Surviving in a home-based business with your spouse – part three

My husband and I celebrated our 30th year in a home-based, tourism business in 2020 and up until this year I did not know why people thought that was any great achievement. It has always seemed simple to me, this is our life, and it’s just what we do.

My husband is usually riding his motorcycle and guiding tours in Cape York, for 250 days a year while I run the business from home. Well, he did that for the last 29 years, so I have gotten quite used to my house being MY house and I like things to be just so and routines to be maintained. When he comes home for the wet season it’s not always smooth sailing as he likes to put his two cents worth into how things should be run or how my children should be raised, hmmm.

Move forward to 2020 and the four-month wet season has become a 12-month sit-in, and the whole world is now facing the same problem. We all have to work from home with our spouses. When the inevitable disagreement does occur it is time to head off into your separate corners for some “spousal distancing”.

7. Make sure you have defined retreat spaces

We are lucky enough to now be on a 70-acre property that has a very large man shed, and that is definitely Roy’s space. However, it used to be just the suburban garage. Ladies, let me tell you a man’s garage/shed is his sacred space just like the master suite bedroom in the house is “my” space!

If you are living together and working together or locked in together, I think it is important to have a place that is your ultimate private retreat and that the concept is understood by all parties.

These places and spaces within your shared area should be clearly defined and respected every day. He respectfully lets me watch my shows on television, “without comment”, in my extremely tidy bedroom, while I always put the tools back exactly where I found them when borrowed from his space.

8. What’s your white flag

If you choose to take time out in retreat I think it is equally important to set up a white flag signal. We have learned to wipe the slate clean every morning, no matter what. Don’t hold grudges. 

The final two points in this series are the most important I think.

9. Create a workspace

It is as crucially important to define a workspace as it is to have a retreat space. The workspace should be just that, the place where the work is done.  This is not the place to chat about house duties or parenting, it’s purely work-focused. Save your “personal” discussions for personal time and vice versa. Don’t bring up business in a personal area or in personal time. Write yourself a note and bring up that brilliant idea at the right time.

10. Stick to the routine

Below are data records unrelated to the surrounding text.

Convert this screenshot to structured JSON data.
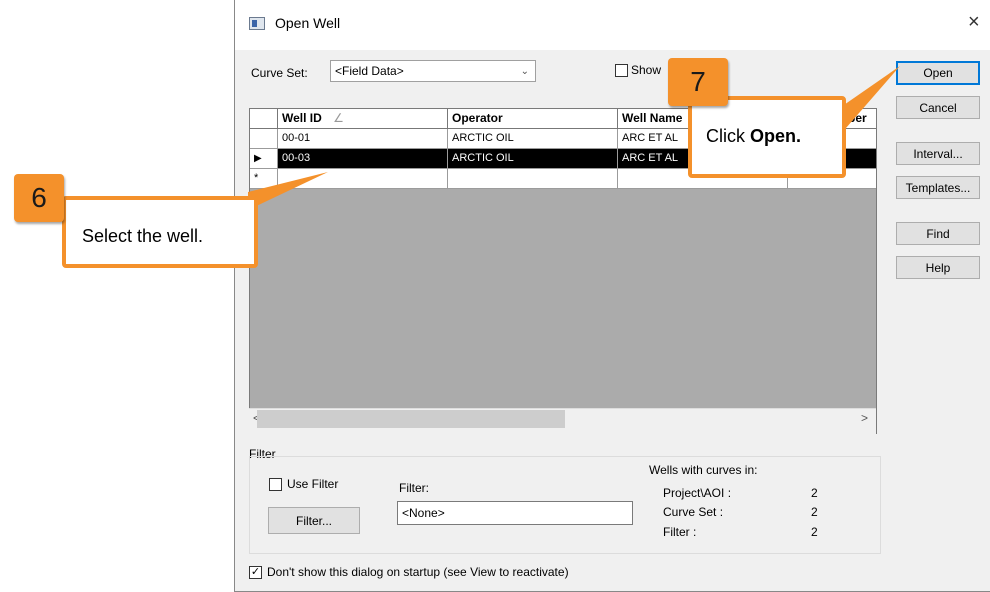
{
  "dialog": {
    "title": "Open Well",
    "close_glyph": "×",
    "curve_set_label": "Curve Set:",
    "curve_set_value": "<Field Data>",
    "show_label": "Show"
  },
  "buttons": {
    "open": "Open",
    "cancel": "Cancel",
    "interval": "Interval...",
    "templates": "Templates...",
    "find": "Find",
    "help": "Help"
  },
  "grid": {
    "columns": [
      "Well ID",
      "Operator",
      "Well Name",
      "ber"
    ],
    "rows": [
      {
        "well_id": "00-01",
        "operator": "ARCTIC OIL",
        "well_name": "ARC ET AL"
      },
      {
        "well_id": "00-03",
        "operator": "ARCTIC OIL",
        "well_name": "ARC ET AL"
      }
    ],
    "new_row_marker": "*",
    "selected_marker": "▶",
    "scroll_left": "<",
    "scroll_right": ">"
  },
  "filter": {
    "group_label": "Filter",
    "use_filter_label": "Use Filter",
    "filter_button": "Filter...",
    "filter_field_label": "Filter:",
    "filter_field_value": "<None>",
    "wells_with_curves_label": "Wells with curves in:",
    "stats": [
      {
        "label": "Project\\AOI :",
        "value": "2"
      },
      {
        "label": "Curve Set :",
        "value": "2"
      },
      {
        "label": "Filter :",
        "value": "2"
      }
    ]
  },
  "startup_checkbox": {
    "checked": true,
    "label": "Don't show this dialog on startup (see View to reactivate)"
  },
  "callouts": {
    "step6": {
      "number": "6",
      "text": "Select the well."
    },
    "step7": {
      "number": "7",
      "text_prefix": "Click ",
      "text_bold": "Open."
    }
  },
  "colors": {
    "accent": "#f4912b",
    "default_button_border": "#0078d7",
    "selection": "#000000"
  }
}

Once you have allocated times and spaces for business stick to the routine you have created and commit to it as if someone else was paying you to do so. My best client is my “visualised” boss and I’m not going to let them down.

Renae Kunda, Co-founder and Director, Cape York Motorcycle Adventures